• Your objective
The records below are to be written out exactly, with every picture omitted.
*** Information given Section Begins ***
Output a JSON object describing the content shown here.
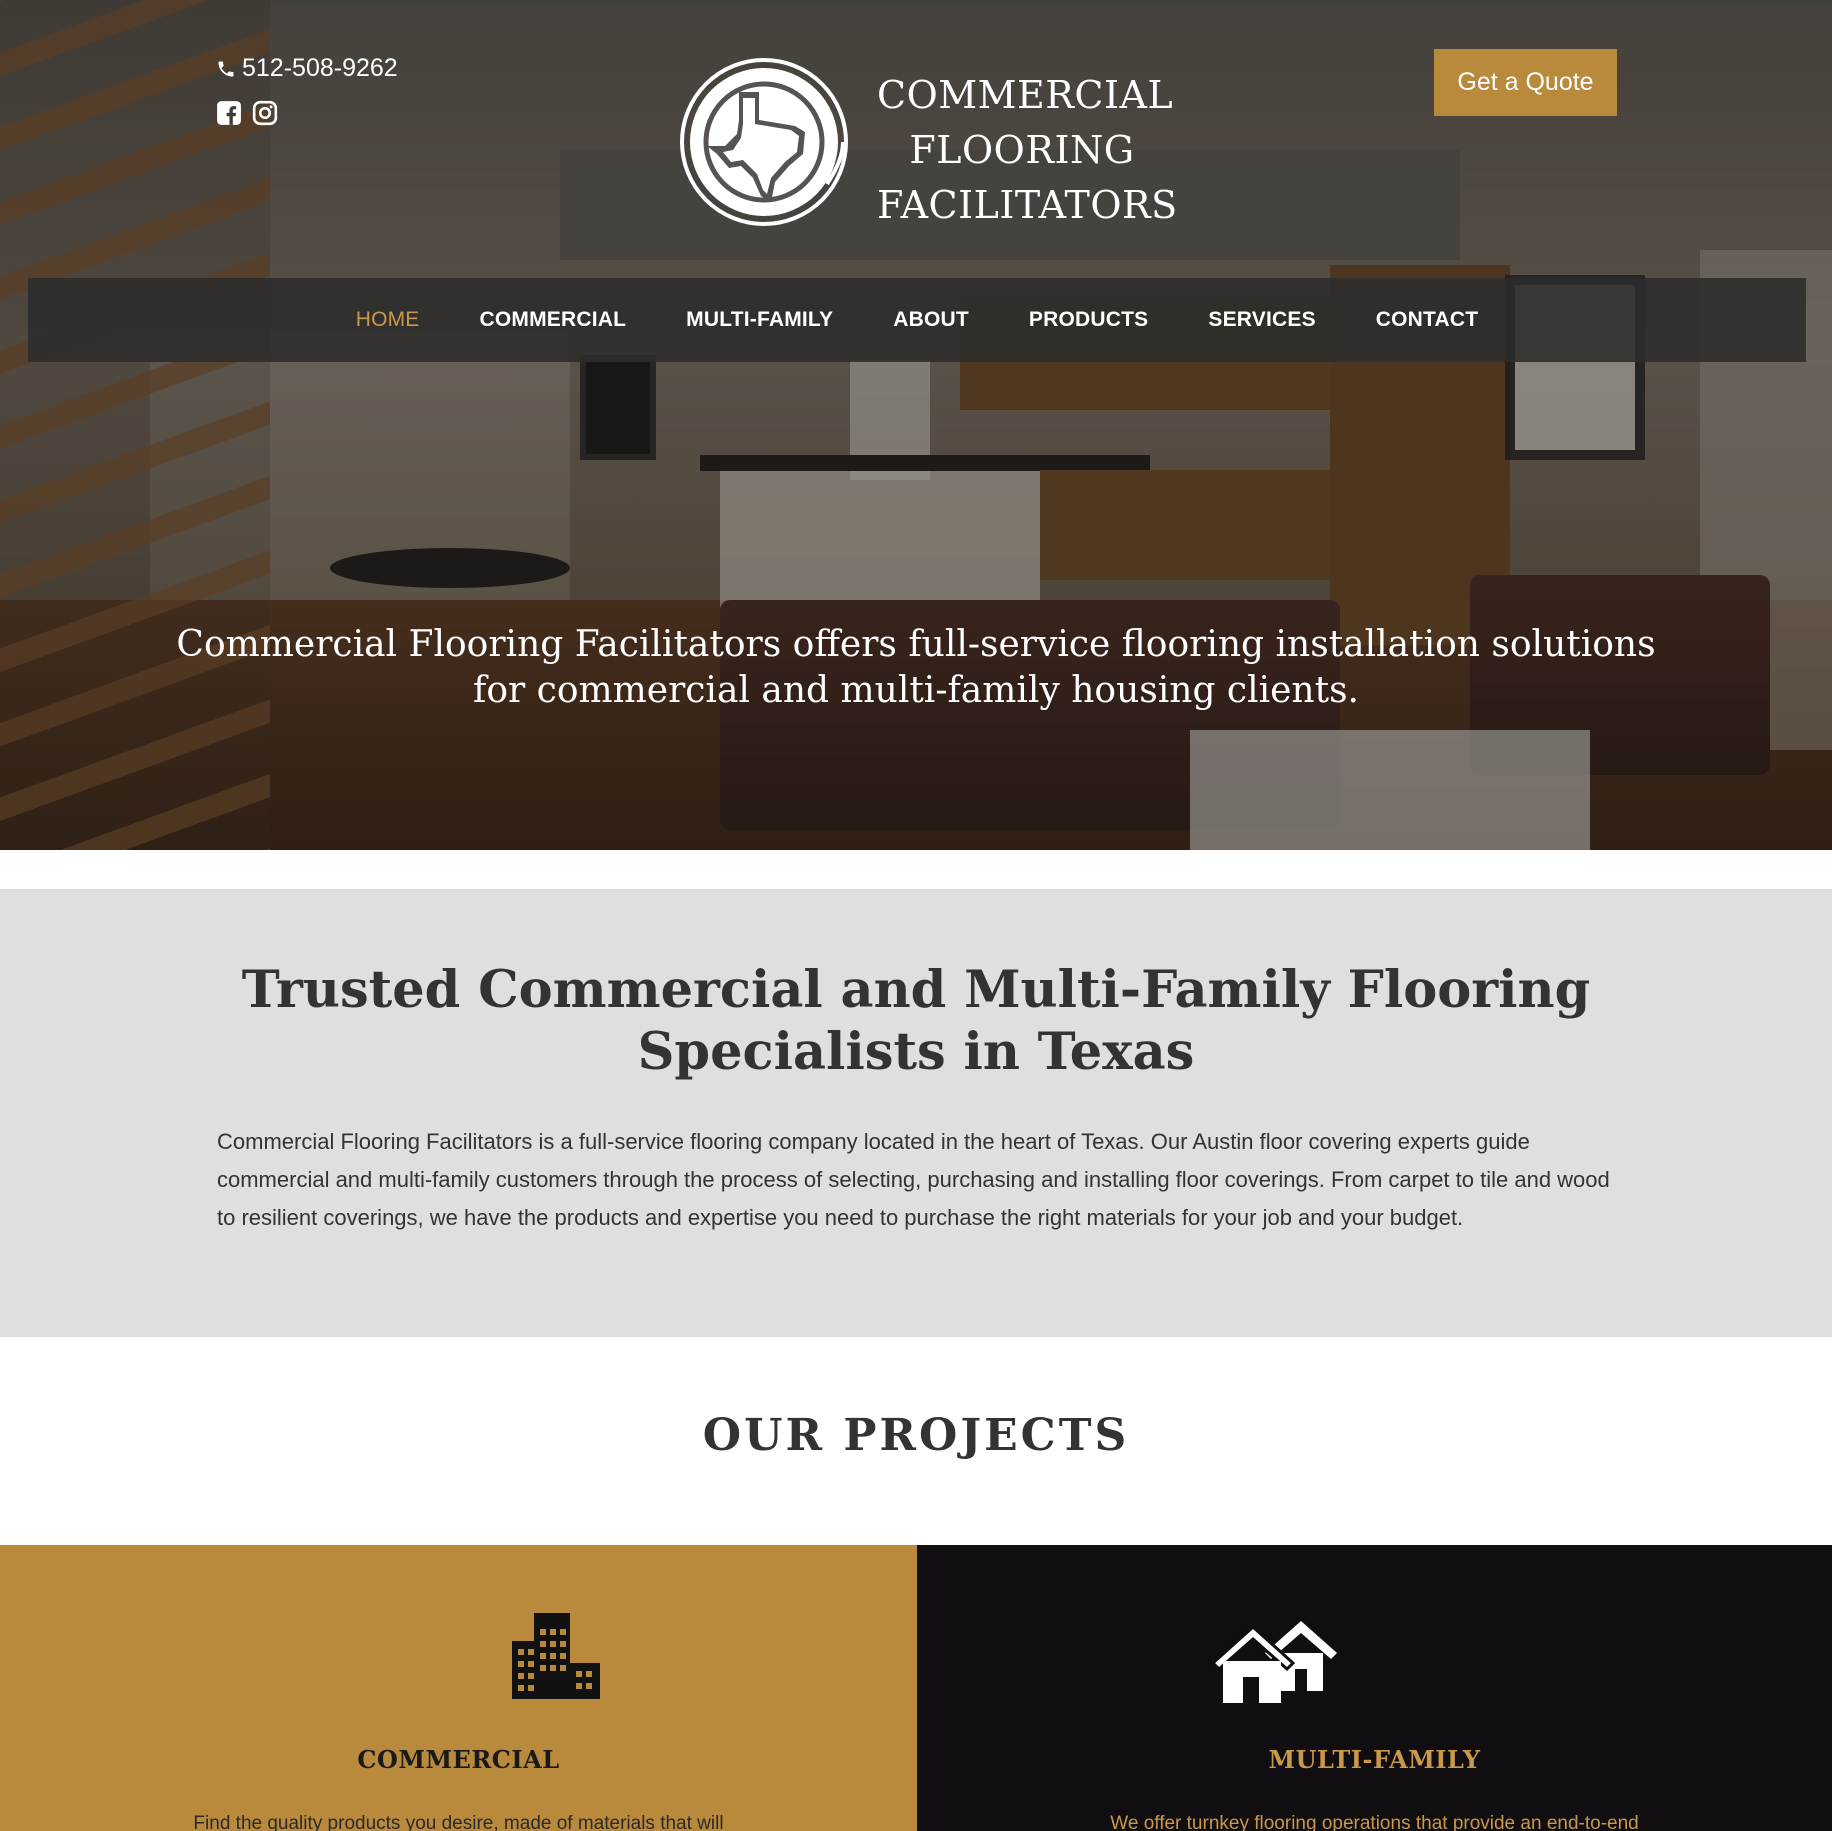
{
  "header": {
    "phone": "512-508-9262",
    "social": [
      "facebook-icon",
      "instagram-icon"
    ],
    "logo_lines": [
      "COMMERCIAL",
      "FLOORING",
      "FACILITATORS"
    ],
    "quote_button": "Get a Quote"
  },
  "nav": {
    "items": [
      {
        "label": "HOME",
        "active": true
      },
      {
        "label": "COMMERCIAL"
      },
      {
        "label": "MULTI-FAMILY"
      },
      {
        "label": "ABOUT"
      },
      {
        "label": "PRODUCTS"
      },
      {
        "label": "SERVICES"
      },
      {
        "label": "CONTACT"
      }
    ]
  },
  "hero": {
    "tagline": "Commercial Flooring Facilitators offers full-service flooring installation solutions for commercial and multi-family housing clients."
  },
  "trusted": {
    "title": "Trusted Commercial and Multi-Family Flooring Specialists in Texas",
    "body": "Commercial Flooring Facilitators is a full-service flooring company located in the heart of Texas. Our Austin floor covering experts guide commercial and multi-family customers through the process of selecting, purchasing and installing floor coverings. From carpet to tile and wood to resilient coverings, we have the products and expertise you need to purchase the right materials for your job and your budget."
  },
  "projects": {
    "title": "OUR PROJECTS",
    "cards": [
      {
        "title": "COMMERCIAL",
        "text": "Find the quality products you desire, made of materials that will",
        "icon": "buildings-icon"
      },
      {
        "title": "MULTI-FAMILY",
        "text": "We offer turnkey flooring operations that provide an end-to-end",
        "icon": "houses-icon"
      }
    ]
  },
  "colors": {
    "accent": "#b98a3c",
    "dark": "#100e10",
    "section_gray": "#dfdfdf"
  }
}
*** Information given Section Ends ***
• Output of the exercise
Output a JSON object describing the content shown here.
{
  "header": {
    "phone": "512-508-9262",
    "social": [
      "facebook-icon",
      "instagram-icon"
    ],
    "logo_lines": [
      "COMMERCIAL",
      "FLOORING",
      "FACILITATORS"
    ],
    "quote_button": "Get a Quote"
  },
  "nav": {
    "items": [
      {
        "label": "HOME",
        "active": true
      },
      {
        "label": "COMMERCIAL"
      },
      {
        "label": "MULTI-FAMILY"
      },
      {
        "label": "ABOUT"
      },
      {
        "label": "PRODUCTS"
      },
      {
        "label": "SERVICES"
      },
      {
        "label": "CONTACT"
      }
    ]
  },
  "hero": {
    "tagline": "Commercial Flooring Facilitators offers full-service flooring installation solutions for commercial and multi-family housing clients."
  },
  "trusted": {
    "title": "Trusted Commercial and Multi-Family Flooring Specialists in Texas",
    "body": "Commercial Flooring Facilitators is a full-service flooring company located in the heart of Texas. Our Austin floor covering experts guide commercial and multi-family customers through the process of selecting, purchasing and installing floor coverings. From carpet to tile and wood to resilient coverings, we have the products and expertise you need to purchase the right materials for your job and your budget."
  },
  "projects": {
    "title": "OUR PROJECTS",
    "cards": [
      {
        "title": "COMMERCIAL",
        "text": "Find the quality products you desire, made of materials that will",
        "icon": "buildings-icon"
      },
      {
        "title": "MULTI-FAMILY",
        "text": "We offer turnkey flooring operations that provide an end-to-end",
        "icon": "houses-icon"
      }
    ]
  },
  "colors": {
    "accent": "#b98a3c",
    "dark": "#100e10",
    "section_gray": "#dfdfdf"
  }
}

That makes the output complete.